*INPUT*:
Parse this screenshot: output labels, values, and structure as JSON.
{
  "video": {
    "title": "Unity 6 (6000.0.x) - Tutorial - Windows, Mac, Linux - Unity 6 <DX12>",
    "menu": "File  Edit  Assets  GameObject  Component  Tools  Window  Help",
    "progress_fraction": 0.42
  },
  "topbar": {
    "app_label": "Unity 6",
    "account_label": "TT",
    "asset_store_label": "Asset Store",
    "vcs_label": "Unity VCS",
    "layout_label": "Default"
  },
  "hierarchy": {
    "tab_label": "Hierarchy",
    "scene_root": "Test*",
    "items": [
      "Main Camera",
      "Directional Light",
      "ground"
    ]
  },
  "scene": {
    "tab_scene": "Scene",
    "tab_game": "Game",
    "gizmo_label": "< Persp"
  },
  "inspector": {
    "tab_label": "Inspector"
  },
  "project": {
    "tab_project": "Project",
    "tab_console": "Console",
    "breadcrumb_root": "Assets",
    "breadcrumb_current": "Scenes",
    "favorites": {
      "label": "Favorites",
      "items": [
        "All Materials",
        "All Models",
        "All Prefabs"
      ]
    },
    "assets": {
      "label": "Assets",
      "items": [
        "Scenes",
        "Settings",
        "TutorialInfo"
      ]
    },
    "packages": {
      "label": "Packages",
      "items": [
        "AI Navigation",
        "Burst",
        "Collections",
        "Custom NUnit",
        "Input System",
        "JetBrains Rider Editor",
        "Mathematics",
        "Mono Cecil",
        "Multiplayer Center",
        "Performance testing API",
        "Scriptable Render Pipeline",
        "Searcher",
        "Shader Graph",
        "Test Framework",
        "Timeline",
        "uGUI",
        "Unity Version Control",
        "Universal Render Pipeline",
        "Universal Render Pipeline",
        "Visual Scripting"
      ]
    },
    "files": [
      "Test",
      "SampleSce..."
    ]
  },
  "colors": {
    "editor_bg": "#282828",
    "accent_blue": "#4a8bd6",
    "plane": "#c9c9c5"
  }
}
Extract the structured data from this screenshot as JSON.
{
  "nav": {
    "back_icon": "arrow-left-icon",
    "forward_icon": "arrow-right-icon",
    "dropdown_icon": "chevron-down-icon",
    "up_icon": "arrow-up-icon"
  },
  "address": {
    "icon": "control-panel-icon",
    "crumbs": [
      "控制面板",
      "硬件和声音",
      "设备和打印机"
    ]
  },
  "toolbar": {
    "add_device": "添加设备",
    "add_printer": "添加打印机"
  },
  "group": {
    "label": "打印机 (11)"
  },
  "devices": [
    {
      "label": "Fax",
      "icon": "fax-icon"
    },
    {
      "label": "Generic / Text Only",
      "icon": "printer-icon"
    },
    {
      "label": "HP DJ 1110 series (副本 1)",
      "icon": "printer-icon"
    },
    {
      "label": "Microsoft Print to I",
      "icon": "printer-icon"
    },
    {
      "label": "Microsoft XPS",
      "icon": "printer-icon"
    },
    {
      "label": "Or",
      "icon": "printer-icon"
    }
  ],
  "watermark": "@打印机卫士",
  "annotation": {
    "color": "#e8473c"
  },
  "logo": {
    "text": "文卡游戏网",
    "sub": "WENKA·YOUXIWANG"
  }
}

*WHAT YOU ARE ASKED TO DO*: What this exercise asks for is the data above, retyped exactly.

*ANSWER SPACE*:
Parse this screenshot: output labels, values, and structure as JSON.
{
  "video": {
    "title": "Unity 6 (6000.0.x) - Tutorial - Windows, Mac, Linux - Unity 6 <DX12>",
    "menu": "File  Edit  Assets  GameObject  Component  Tools  Window  Help",
    "progress_fraction": 0.42
  },
  "topbar": {
    "app_label": "Unity 6",
    "account_label": "TT",
    "asset_store_label": "Asset Store",
    "vcs_label": "Unity VCS",
    "layout_label": "Default"
  },
  "hierarchy": {
    "tab_label": "Hierarchy",
    "scene_root": "Test*",
    "items": [
      "Main Camera",
      "Directional Light",
      "ground"
    ]
  },
  "scene": {
    "tab_scene": "Scene",
    "tab_game": "Game",
    "gizmo_label": "< Persp"
  },
  "inspector": {
    "tab_label": "Inspector"
  },
  "project": {
    "tab_project": "Project",
    "tab_console": "Console",
    "breadcrumb_root": "Assets",
    "breadcrumb_current": "Scenes",
    "favorites": {
      "label": "Favorites",
      "items": [
        "All Materials",
        "All Models",
        "All Prefabs"
      ]
    },
    "assets": {
      "label": "Assets",
      "items": [
        "Scenes",
        "Settings",
        "TutorialInfo"
      ]
    },
    "packages": {
      "label": "Packages",
      "items": [
        "AI Navigation",
        "Burst",
        "Collections",
        "Custom NUnit",
        "Input System",
        "JetBrains Rider Editor",
        "Mathematics",
        "Mono Cecil",
        "Multiplayer Center",
        "Performance testing API",
        "Scriptable Render Pipeline",
        "Searcher",
        "Shader Graph",
        "Test Framework",
        "Timeline",
        "uGUI",
        "Unity Version Control",
        "Universal Render Pipeline",
        "Universal Render Pipeline",
        "Visual Scripting"
      ]
    },
    "files": [
      "Test",
      "SampleSce..."
    ]
  },
  "colors": {
    "editor_bg": "#282828",
    "accent_blue": "#4a8bd6",
    "plane": "#c9c9c5"
  }
}
Extract the structured data from this screenshot as JSON.
{
  "nav": {
    "back_icon": "arrow-left-icon",
    "forward_icon": "arrow-right-icon",
    "dropdown_icon": "chevron-down-icon",
    "up_icon": "arrow-up-icon"
  },
  "address": {
    "icon": "control-panel-icon",
    "crumbs": [
      "控制面板",
      "硬件和声音",
      "设备和打印机"
    ]
  },
  "toolbar": {
    "add_device": "添加设备",
    "add_printer": "添加打印机"
  },
  "group": {
    "label": "打印机 (11)"
  },
  "devices": [
    {
      "label": "Fax",
      "icon": "fax-icon"
    },
    {
      "label": "Generic / Text Only",
      "icon": "printer-icon"
    },
    {
      "label": "HP DJ 1110 series (副本 1)",
      "icon": "printer-icon"
    },
    {
      "label": "Microsoft Print to I",
      "icon": "printer-icon"
    },
    {
      "label": "Microsoft XPS",
      "icon": "printer-icon"
    },
    {
      "label": "Or",
      "icon": "printer-icon"
    }
  ],
  "watermark": "@打印机卫士",
  "annotation": {
    "color": "#e8473c"
  },
  "logo": {
    "text": "文卡游戏网",
    "sub": "WENKA·YOUXIWANG"
  }
}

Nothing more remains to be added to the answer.